▶ _Exercise requirements_
Give the number of lines in the data that contain "FTSEMIB", and nothing more.

▶ _Available data_
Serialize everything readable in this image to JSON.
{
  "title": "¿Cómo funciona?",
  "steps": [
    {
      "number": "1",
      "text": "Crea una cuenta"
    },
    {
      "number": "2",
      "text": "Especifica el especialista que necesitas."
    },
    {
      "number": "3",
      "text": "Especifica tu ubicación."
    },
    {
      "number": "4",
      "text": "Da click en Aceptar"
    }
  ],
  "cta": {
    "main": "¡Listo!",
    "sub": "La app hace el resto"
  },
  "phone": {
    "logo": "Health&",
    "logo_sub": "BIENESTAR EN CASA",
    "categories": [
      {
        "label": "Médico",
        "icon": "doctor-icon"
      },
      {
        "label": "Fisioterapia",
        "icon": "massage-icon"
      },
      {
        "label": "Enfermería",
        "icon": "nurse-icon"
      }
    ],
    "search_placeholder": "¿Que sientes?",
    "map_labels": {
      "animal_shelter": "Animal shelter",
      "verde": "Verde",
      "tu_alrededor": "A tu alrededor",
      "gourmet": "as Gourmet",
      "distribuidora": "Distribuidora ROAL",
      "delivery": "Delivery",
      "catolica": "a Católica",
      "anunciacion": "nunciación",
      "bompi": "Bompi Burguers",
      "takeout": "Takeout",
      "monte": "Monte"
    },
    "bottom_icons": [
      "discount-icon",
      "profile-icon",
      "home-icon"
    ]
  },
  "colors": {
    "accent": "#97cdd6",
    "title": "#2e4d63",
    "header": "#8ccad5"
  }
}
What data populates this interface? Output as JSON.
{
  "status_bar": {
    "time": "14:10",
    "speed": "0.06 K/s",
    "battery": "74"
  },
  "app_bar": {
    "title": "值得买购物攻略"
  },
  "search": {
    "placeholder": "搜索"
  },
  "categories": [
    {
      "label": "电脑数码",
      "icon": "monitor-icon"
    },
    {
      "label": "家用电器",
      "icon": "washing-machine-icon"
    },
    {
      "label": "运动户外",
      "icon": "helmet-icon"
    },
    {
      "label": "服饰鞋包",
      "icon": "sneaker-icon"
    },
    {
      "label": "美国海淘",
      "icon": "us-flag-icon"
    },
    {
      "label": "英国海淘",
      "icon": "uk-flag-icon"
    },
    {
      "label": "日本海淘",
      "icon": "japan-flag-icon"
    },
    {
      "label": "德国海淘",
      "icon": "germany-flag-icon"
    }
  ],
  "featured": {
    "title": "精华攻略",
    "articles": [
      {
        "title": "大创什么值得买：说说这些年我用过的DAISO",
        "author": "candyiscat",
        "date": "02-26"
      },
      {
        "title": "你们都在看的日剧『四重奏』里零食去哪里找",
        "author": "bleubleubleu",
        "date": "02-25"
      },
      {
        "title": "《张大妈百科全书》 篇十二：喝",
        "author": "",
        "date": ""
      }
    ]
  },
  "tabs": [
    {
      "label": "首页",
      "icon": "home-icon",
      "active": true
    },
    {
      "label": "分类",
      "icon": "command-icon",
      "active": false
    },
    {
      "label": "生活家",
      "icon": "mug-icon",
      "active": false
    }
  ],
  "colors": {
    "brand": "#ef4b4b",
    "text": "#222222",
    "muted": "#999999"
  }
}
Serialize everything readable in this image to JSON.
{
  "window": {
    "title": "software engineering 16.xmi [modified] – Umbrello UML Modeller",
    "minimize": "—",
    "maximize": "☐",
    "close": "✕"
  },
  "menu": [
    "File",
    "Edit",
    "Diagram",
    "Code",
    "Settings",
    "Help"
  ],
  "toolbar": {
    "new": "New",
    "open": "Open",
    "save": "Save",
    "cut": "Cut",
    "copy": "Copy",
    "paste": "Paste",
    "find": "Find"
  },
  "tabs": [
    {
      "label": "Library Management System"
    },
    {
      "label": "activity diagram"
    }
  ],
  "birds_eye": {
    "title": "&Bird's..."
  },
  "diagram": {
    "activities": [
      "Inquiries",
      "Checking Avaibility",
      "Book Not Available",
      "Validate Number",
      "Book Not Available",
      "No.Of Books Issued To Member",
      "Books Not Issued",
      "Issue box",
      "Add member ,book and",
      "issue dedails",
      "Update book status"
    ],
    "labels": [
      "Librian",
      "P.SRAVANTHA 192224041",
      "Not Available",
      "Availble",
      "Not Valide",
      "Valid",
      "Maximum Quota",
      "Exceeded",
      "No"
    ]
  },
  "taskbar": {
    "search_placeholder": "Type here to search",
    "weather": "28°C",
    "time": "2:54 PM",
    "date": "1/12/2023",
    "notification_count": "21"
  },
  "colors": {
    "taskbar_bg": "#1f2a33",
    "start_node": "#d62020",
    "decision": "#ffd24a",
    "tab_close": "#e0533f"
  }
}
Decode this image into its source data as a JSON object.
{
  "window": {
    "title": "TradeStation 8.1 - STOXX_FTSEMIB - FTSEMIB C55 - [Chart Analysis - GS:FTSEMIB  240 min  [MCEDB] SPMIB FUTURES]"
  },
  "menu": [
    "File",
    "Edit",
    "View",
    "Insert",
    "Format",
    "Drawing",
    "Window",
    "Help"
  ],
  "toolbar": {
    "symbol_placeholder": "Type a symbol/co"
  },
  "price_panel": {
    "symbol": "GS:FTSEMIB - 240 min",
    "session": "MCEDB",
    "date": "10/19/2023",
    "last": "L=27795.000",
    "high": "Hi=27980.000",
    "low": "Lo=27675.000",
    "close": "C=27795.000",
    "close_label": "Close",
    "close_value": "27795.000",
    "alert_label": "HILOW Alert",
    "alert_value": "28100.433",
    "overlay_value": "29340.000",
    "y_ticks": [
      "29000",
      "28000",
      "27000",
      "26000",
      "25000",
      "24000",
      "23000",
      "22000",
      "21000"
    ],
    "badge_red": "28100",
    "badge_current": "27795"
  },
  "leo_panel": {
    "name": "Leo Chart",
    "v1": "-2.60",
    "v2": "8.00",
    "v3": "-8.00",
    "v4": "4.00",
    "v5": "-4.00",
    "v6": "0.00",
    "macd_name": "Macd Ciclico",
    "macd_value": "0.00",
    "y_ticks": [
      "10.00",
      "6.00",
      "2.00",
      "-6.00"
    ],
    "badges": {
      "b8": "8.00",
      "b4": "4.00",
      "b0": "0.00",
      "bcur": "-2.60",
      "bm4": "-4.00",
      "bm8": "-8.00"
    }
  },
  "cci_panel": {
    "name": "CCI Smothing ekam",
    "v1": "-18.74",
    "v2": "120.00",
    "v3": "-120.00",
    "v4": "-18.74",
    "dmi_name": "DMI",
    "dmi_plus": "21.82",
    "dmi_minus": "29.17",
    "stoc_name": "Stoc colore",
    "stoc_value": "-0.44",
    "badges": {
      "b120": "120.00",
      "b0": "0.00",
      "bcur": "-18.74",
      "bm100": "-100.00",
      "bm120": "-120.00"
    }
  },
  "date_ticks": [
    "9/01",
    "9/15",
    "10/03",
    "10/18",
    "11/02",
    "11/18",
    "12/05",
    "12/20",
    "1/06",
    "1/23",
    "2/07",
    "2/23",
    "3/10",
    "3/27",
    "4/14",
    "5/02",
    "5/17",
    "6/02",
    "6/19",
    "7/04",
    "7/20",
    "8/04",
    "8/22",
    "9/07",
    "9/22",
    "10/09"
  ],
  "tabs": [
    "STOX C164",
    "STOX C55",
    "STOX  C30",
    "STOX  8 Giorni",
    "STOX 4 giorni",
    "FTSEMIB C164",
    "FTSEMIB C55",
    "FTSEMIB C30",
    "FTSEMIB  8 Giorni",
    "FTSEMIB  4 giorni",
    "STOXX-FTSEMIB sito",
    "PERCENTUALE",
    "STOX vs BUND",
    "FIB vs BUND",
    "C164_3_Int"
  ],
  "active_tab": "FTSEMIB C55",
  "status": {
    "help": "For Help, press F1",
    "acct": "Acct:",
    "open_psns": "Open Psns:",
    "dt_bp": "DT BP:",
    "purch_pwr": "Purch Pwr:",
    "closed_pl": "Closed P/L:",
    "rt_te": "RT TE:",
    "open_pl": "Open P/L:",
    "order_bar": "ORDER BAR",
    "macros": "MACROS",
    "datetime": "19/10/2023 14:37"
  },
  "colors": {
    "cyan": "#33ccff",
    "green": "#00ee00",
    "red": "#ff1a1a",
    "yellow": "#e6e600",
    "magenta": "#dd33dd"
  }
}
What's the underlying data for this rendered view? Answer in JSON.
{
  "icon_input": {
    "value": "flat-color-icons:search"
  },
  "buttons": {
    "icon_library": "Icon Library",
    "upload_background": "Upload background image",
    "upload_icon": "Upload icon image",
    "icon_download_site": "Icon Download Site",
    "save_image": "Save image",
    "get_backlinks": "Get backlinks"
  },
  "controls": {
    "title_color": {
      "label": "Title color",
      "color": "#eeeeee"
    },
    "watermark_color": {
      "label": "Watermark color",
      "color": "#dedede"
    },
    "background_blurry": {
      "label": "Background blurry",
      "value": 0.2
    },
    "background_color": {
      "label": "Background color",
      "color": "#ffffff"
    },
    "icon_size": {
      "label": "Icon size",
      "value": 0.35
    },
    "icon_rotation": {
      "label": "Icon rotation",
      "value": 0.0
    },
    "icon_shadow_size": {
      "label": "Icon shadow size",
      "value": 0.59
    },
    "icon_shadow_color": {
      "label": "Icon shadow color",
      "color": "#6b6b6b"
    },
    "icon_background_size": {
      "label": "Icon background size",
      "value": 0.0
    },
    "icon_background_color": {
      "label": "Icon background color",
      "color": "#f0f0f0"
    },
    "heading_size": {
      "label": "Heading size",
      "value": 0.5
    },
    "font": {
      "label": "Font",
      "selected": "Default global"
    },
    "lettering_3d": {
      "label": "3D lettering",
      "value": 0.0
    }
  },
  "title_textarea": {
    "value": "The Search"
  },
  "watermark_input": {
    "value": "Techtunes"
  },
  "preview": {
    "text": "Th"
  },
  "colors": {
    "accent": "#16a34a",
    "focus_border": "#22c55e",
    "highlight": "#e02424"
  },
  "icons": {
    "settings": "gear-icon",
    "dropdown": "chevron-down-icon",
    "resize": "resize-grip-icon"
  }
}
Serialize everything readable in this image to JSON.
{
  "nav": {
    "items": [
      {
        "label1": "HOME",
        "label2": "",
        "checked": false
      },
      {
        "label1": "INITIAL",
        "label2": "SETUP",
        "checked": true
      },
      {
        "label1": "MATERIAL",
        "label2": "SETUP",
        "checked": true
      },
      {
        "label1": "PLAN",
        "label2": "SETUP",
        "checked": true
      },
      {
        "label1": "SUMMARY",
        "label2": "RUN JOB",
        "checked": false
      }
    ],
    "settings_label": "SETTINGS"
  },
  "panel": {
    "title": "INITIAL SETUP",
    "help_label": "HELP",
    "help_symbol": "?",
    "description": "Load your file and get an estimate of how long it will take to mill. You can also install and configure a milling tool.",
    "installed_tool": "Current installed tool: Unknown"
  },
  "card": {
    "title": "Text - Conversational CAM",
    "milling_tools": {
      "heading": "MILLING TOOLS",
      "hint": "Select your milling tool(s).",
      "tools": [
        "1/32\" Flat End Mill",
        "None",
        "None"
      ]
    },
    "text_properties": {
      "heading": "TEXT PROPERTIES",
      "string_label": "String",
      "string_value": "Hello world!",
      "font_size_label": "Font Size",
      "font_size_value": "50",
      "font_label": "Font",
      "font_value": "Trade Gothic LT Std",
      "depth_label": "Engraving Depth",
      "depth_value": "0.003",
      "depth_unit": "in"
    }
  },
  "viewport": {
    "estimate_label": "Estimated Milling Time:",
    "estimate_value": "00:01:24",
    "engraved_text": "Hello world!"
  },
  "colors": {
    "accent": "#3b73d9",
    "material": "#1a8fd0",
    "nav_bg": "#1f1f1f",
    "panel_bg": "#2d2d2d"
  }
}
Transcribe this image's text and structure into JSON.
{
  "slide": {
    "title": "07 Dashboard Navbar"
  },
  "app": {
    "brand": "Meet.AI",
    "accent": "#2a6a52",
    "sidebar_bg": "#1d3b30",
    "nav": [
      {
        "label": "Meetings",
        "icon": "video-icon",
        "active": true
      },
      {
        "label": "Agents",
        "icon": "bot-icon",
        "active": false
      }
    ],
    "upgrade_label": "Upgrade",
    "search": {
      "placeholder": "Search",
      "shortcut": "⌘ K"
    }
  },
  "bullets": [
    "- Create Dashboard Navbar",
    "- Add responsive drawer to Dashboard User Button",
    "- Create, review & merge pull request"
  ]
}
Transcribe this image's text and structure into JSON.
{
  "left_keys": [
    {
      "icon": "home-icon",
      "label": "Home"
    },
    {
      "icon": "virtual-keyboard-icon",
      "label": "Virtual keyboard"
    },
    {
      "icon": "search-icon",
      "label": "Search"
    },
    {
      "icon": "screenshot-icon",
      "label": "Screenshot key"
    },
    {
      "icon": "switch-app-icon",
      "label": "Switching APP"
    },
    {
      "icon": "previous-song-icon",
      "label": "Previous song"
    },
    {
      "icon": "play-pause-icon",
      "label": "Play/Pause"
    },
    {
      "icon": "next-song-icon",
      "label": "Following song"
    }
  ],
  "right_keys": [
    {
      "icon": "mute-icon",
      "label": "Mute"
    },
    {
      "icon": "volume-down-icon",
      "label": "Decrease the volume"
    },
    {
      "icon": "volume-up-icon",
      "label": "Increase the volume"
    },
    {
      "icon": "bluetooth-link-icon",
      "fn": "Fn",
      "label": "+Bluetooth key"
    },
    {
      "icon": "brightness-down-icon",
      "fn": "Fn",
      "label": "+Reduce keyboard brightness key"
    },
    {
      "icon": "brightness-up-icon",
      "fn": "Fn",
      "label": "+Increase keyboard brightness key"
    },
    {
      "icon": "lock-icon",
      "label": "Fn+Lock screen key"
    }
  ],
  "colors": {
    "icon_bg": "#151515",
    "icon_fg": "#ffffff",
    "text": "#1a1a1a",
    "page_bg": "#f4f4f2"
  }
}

▶ _Written solution_
9